◆ **Extracted information**:
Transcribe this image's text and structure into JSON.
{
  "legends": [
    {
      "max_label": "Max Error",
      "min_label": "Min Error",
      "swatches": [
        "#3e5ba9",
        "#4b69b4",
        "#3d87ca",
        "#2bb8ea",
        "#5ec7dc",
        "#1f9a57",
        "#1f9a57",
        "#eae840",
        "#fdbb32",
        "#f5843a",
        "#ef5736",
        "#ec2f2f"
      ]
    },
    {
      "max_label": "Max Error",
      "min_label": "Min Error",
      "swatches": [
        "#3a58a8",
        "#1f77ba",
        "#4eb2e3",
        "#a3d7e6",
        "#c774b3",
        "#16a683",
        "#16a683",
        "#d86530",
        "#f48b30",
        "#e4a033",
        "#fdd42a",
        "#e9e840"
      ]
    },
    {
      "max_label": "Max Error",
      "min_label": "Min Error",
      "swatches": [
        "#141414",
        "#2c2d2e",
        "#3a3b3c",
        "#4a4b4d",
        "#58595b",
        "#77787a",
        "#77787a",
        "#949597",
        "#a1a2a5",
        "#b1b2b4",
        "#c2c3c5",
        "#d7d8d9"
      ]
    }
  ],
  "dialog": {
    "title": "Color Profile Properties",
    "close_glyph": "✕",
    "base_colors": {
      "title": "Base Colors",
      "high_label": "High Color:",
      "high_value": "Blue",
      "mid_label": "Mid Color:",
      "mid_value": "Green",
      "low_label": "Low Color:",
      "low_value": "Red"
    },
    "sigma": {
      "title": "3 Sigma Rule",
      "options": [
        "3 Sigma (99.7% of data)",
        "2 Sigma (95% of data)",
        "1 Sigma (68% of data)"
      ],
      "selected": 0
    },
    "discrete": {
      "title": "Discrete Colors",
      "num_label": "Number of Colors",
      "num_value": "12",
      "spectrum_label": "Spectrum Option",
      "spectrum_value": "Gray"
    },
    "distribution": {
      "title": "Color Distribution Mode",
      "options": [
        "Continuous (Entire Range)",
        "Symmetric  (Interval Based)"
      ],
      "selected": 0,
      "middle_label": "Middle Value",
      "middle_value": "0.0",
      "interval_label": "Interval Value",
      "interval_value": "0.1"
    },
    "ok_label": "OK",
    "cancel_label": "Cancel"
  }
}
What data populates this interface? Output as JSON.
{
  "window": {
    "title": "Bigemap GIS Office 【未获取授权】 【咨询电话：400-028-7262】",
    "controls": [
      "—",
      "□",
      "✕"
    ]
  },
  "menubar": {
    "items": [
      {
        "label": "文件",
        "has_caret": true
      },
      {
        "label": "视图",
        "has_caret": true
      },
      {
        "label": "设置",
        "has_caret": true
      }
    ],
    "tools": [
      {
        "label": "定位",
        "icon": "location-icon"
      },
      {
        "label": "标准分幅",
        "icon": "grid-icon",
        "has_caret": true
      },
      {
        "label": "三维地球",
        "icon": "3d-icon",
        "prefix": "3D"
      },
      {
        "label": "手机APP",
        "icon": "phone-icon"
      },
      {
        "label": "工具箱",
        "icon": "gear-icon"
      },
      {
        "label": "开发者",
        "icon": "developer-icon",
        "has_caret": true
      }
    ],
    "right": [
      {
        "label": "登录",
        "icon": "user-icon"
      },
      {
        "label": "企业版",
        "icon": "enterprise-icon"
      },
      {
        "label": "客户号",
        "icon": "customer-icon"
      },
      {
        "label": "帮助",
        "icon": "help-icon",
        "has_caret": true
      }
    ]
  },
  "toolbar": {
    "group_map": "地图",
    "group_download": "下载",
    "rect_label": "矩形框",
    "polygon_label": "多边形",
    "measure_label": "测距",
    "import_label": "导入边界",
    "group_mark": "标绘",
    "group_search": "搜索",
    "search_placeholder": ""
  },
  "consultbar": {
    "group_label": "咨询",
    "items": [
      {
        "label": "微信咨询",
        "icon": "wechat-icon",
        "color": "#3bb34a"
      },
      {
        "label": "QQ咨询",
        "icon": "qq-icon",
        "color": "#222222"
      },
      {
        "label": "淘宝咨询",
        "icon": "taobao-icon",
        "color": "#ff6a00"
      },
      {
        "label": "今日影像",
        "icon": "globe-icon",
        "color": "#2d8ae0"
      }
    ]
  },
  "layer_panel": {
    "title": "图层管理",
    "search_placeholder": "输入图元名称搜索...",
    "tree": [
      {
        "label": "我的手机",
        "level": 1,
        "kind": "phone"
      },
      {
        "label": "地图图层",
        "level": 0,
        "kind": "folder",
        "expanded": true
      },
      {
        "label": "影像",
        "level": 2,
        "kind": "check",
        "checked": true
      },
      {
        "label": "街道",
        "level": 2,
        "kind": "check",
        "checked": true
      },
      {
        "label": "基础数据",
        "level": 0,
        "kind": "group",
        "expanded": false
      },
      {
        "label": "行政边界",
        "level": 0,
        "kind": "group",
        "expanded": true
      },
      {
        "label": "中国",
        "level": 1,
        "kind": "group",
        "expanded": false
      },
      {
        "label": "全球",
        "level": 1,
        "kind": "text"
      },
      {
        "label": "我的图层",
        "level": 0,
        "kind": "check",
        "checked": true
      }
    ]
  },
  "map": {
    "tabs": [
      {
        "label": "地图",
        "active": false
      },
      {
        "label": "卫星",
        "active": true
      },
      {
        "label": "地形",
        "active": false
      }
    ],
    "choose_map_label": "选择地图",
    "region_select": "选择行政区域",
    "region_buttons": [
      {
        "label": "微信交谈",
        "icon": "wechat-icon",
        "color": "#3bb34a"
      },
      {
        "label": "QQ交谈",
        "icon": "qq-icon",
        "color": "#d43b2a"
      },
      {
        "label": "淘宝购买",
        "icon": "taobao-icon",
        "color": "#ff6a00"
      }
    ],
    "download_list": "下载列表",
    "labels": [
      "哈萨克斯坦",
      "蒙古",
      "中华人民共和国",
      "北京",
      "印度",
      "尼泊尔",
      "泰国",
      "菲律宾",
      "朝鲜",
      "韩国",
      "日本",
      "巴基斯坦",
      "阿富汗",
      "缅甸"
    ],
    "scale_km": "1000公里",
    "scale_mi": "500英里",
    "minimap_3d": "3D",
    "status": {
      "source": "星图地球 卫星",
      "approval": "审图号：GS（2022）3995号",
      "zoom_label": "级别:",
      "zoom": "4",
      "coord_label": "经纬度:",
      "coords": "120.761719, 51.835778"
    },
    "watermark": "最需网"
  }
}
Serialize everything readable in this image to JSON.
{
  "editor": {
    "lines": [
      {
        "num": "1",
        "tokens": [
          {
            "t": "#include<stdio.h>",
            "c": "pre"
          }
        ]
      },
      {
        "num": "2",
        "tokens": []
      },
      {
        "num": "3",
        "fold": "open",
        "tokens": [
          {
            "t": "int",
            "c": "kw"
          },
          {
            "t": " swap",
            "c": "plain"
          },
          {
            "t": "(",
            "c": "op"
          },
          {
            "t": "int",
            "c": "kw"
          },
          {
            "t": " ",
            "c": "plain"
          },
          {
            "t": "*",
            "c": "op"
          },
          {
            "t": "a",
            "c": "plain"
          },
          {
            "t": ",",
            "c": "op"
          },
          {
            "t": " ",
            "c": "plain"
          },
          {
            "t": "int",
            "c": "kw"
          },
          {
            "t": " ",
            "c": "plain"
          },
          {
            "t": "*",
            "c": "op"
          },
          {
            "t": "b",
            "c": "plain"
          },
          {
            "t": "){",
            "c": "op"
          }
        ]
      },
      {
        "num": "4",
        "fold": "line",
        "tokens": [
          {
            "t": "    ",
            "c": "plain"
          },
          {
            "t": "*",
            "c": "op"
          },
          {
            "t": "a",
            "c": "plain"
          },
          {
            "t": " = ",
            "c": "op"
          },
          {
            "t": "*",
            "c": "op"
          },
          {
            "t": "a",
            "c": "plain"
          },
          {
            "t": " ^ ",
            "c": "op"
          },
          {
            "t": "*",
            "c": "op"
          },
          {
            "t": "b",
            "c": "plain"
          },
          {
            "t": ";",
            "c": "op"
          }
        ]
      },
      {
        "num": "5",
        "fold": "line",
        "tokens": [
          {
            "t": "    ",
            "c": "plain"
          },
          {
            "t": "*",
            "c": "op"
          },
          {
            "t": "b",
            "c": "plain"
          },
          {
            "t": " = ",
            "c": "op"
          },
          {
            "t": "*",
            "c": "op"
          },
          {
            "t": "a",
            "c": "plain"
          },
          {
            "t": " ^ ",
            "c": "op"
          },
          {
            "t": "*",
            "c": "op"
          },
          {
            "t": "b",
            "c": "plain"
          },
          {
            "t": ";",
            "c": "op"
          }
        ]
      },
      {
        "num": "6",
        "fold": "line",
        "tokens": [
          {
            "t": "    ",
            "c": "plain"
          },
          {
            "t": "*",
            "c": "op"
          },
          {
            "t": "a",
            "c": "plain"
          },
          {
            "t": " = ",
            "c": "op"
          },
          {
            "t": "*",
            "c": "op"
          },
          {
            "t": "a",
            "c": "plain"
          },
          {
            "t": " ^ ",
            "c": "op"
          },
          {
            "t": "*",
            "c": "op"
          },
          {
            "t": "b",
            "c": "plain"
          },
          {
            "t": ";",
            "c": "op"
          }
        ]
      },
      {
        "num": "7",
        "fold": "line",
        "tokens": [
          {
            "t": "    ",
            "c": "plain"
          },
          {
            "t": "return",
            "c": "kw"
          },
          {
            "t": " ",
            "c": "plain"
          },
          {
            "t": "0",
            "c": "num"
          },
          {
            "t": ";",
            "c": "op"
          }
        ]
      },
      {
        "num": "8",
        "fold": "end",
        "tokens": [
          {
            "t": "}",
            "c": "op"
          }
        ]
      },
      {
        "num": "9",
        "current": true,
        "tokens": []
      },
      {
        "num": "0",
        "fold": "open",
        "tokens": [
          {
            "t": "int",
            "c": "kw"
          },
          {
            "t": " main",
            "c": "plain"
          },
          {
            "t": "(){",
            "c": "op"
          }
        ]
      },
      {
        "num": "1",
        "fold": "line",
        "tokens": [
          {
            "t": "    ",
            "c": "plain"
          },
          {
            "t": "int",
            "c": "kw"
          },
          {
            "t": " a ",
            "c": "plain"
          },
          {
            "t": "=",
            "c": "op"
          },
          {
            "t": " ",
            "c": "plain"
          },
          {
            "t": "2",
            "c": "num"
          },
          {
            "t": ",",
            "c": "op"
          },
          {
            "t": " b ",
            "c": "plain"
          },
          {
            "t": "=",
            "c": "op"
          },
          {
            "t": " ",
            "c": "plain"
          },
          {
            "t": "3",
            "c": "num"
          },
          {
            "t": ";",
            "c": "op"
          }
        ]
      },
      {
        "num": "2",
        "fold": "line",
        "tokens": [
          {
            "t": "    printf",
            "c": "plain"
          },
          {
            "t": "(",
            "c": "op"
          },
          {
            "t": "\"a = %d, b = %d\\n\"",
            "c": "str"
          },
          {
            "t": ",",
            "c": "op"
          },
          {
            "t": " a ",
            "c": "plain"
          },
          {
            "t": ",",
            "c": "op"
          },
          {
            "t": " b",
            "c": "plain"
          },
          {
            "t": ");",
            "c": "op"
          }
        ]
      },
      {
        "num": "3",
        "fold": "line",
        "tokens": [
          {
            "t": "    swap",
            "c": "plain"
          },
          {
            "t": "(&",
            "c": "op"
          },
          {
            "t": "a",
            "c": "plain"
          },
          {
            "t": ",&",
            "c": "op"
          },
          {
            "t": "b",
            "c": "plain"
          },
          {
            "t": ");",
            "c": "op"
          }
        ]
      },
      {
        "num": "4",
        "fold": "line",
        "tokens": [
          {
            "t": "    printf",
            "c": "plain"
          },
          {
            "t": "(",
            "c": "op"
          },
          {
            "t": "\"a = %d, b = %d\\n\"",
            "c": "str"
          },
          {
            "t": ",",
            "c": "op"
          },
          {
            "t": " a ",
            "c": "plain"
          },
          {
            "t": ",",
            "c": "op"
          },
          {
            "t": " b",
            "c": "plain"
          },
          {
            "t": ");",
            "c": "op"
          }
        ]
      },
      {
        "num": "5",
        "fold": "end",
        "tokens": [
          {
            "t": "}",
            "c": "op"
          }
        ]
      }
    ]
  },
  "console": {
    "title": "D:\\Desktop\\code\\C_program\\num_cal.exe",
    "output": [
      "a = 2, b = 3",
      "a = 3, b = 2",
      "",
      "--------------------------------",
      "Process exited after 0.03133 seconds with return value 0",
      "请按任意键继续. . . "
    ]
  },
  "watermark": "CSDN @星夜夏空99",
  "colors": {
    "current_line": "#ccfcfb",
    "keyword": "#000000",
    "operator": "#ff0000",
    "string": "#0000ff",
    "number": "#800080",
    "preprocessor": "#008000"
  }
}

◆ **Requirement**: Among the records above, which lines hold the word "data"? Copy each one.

◆ **Answer for this exercise**:
        "3 Sigma (99.7% of data)",
        "2 Sigma (95% of data)",
        "1 Sigma (68% of data)"
What data populates this interface? Output as JSON.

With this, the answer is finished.